Sudanese President Omar al-Bashir’s visit to Damascus in December 2018 marked a watershed in Syria’s reintegration into the Arab world’s diplomatic fold.
According to the New York Times, Jordan Peterson is the most influential intellectual in the Western world right now. His book “12 Rules for Life” is an international best seller. However, if you happen to be sympathetic to a fundamentalist type of Christianity you may not like it. Peterson comes over as agnostic when it comes to the question of the existence of God.
Likewise, I would guess that, what the author finds to be enduring revelation in the book of Genesis, he will irritate those non-religious readers who see the Bible as neither timeless nor true.

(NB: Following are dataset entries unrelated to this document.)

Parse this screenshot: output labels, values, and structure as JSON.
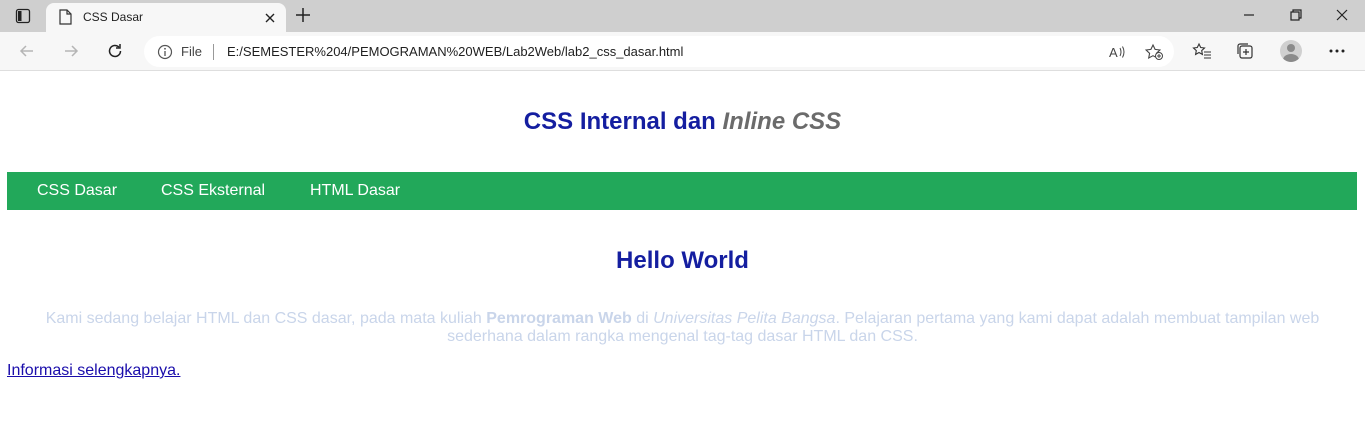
{
  "browser": {
    "tab_title": "CSS Dasar",
    "site_label": "File",
    "url": "E:/SEMESTER%204/PEMOGRAMAN%20WEB/Lab2Web/lab2_css_dasar.html"
  },
  "page": {
    "header_main": "CSS Internal dan ",
    "header_italic": "Inline CSS",
    "nav": [
      "CSS Dasar",
      "CSS Eksternal",
      "HTML Dasar"
    ],
    "heading": "Hello World",
    "para_1": "Kami sedang belajar HTML dan CSS dasar, pada mata kuliah ",
    "para_bold": "Pemrograman Web",
    "para_2": " di ",
    "para_italic": "Universitas Pelita Bangsa",
    "para_3": ". Pelajaran pertama yang kami dapat adalah membuat tampilan web sederhana dalam rangka mengenal tag-tag dasar HTML dan CSS.",
    "link_text": "Informasi selengkapnya."
  },
  "colors": {
    "heading": "#141ea0",
    "italic_gray": "#6b6b6b",
    "nav_bg": "#22a85a",
    "para": "#c9d5ea",
    "link": "#1a0dab"
  }
}
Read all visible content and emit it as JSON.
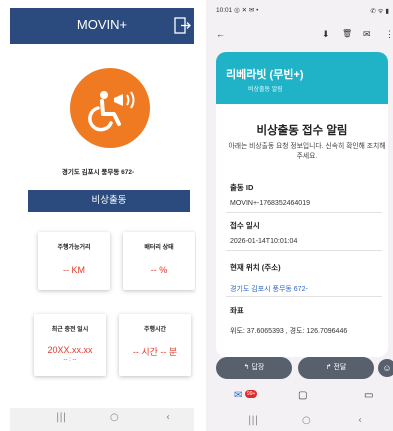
{
  "left": {
    "app_title": "MOVIN+",
    "address": "경기도 김포시 풍무동 672-",
    "emergency_label": "비상출동",
    "cards": [
      {
        "label": "주행가능거리",
        "value": "-- KM",
        "sub": ""
      },
      {
        "label": "배터리 상태",
        "value": "-- %",
        "sub": ""
      },
      {
        "label": "최근 충전 일시",
        "value": "20XX.xx.xx",
        "sub": "-- : --"
      },
      {
        "label": "주행시간",
        "value": "-- 시간 -- 분",
        "sub": ""
      }
    ],
    "nav": {
      "recent": "|||",
      "home": "○",
      "back": "‹"
    },
    "colors": {
      "primary": "#2b4b7e",
      "logo": "#f07a22",
      "value": "#e03a2a"
    },
    "logo_icon": "wheelchair-alert-icon"
  },
  "right": {
    "status": {
      "time": "10:01",
      "left_icons": "◎ ✕ ✉ •",
      "right_icons": "✆ ᯤ ▮"
    },
    "toolbar": {
      "back": "←",
      "save": "⬇",
      "delete": "🗑",
      "mail": "✉",
      "more": "⋮"
    },
    "sender": {
      "name": "리베라빗 (무빈+)",
      "subtitle": "비상출동 알림"
    },
    "mail_title": "비상출동 접수 알림",
    "mail_desc": "아래는 비상출동 요청 정보입니다. 신속히 확인해 조치해 주세요.",
    "fields": [
      {
        "label": "출동 ID",
        "value": "MOVIN+-1768352464019",
        "link": false
      },
      {
        "label": "접수 일시",
        "value": "2026-01-14T10:01:04",
        "link": false
      },
      {
        "label": "현재 위치 (주소)",
        "value": "경기도 김포시 풍무동 672-",
        "link": true
      },
      {
        "label": "좌표",
        "value": "위도: 37.6065393 , 경도: 126.7096446",
        "link": false
      }
    ],
    "actions": {
      "reply": "답장",
      "forward": "전달",
      "reply_icon": "↰",
      "forward_icon": "↱",
      "emoji": "☺"
    },
    "bottom_nav": {
      "mail_badge": "99+",
      "mail": "✉",
      "chat": "▢",
      "video": "▭"
    },
    "nav": {
      "recent": "|||",
      "home": "○",
      "back": "‹"
    },
    "colors": {
      "banner": "#20b3c8",
      "button": "#58606d",
      "link": "#2a64c8",
      "badge": "#e02a2a"
    }
  }
}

I suspect Peterson’s popularity arises from his attempts to address the concerns and thinking of another type of reader. I’m thinking of those seeking after deep understanding of life who, coming from a Christian family culture, nevertheless question the religious beliefs of a previous generation.
Rules of life
I would say it would be difficult to take exception to any of the rules of life prescribed. For example, ‘Stand up straight with your shoulders back’. ‘Treat yourself like someone you are responsible for helping’. ‘Pursue what is meaningful (not what is expedient)’. Unfortunately, it is not obvious that all what is written about each specific rule is actually relevant.
He does give examples of where we should take responsibility, and honour moral obligations. And in discussing human difficulties, he does bring some sharp thinking to finding a better way forward in our lives. How your life improves by making sacrifices, by giving, by listening and generally by being part of something bigger than yourself. However, in my view, he does not really explain how his helpful observations relate to the theology he espouses.
There are a lot of ideas that seem to wander off in their own directions. This is probably part of the reason the book doesn’t flow and is hard going for the reader. Despite one ‘rule’ per chapter, the book lacks structure.
Peterson seems more comfortable with the notion of Being than that of God. This idea of Being is said to be different from objective physical reality. Yet, he uses the term Being rather loosely. In general, he is referring to the totality of human experience such as emotions, dreams, revelations, perceptions. Some of these are negative, chaotic, even harsh. At times however, he speaks of Being as essential goodness also characterised as irreducible truth that is relevant to everybody now and in the future.
I would suggest that the theologian Emanuel Swedenborg’s idea of the spiritual world adds clarity here. According to this, there is a universal reality of love and wisdom that is a source for all that is good. It flows into all of life. This is an essence of divinity Swedenborg calls God. This spiritual energy is channelled into our world and inspires health, beauty and compassion. However, it can be turned upside down, by human beings, inverted so to speak, so that their opposites also appear i.e. disease, ugliness and contempt.
Peterson contends that the early chapters in Genesis are written as a metaphor describing human psychology rather than actual events in history. In other words, they describe why our lot is so tragedy ridden and ethically torturous. He sees these chapters as a narrative sequence almost unbearable in its profundity.
The spiritual message and psychological relevance of the picture of God in his way of thinking is all true. He notes, however, this is the case whether there is, or is not, actually a God. The message being we are no longer one with what he terms God and nature, and there is no simple turning back. He thinks the original people represented by Adam and Eve were in a state of perfection, their goodness being something bestowed rather than earned.
He says that the story reveals, in Adam’s shameful hiding, our unwillingness to walk with God. (This despite, what he says, is our fragility and propensity for evil.)
This appears to be in keeping with the idea of our human soul turning away from the reality of the divine source into the illusion of self-centeredness.
Peterson also considers that the entire Bible is structured so that everything after the Fall – the history of Israel, the prophets, the coming of Christ – is presented as a remedy for that Fall
Likewise, I would say that the Bible provides a prophecy of the soul’s reawakening and return to reality.
The book implies that the human capacity for depravity and despicable behaviour legitimises the notion of ‘original sin’. This he acknowledges is very unpopular in modern intellectual circles. To my mind the notion of original sin is mistaken although I would say sin is real enough. But only if we regard it as our blocking the divine life flowing into us through wilfully going against it. We do this when we go against our inner conscience of what is deeply meaningful.
The use of the word wilfully is in line with the idea of human free-will. Being inwardly free to choose between good and bad influences, we are responsible for our own conduct. Hence as Peterson points out, although many, perhaps even most, of the adults who abuse children were abused themselves as children, nevertheless the majority of people who were abused as children do not abuse their own children.
People either like or hate this author. Those who favour nature over nurture, individual free-will and self-responsibility as well as a tough attitude towards woolly thinking, are more likely to take to him. But I think there is much of value here also for people who have a less conservative outlook. Far more than can I can mention in this short review.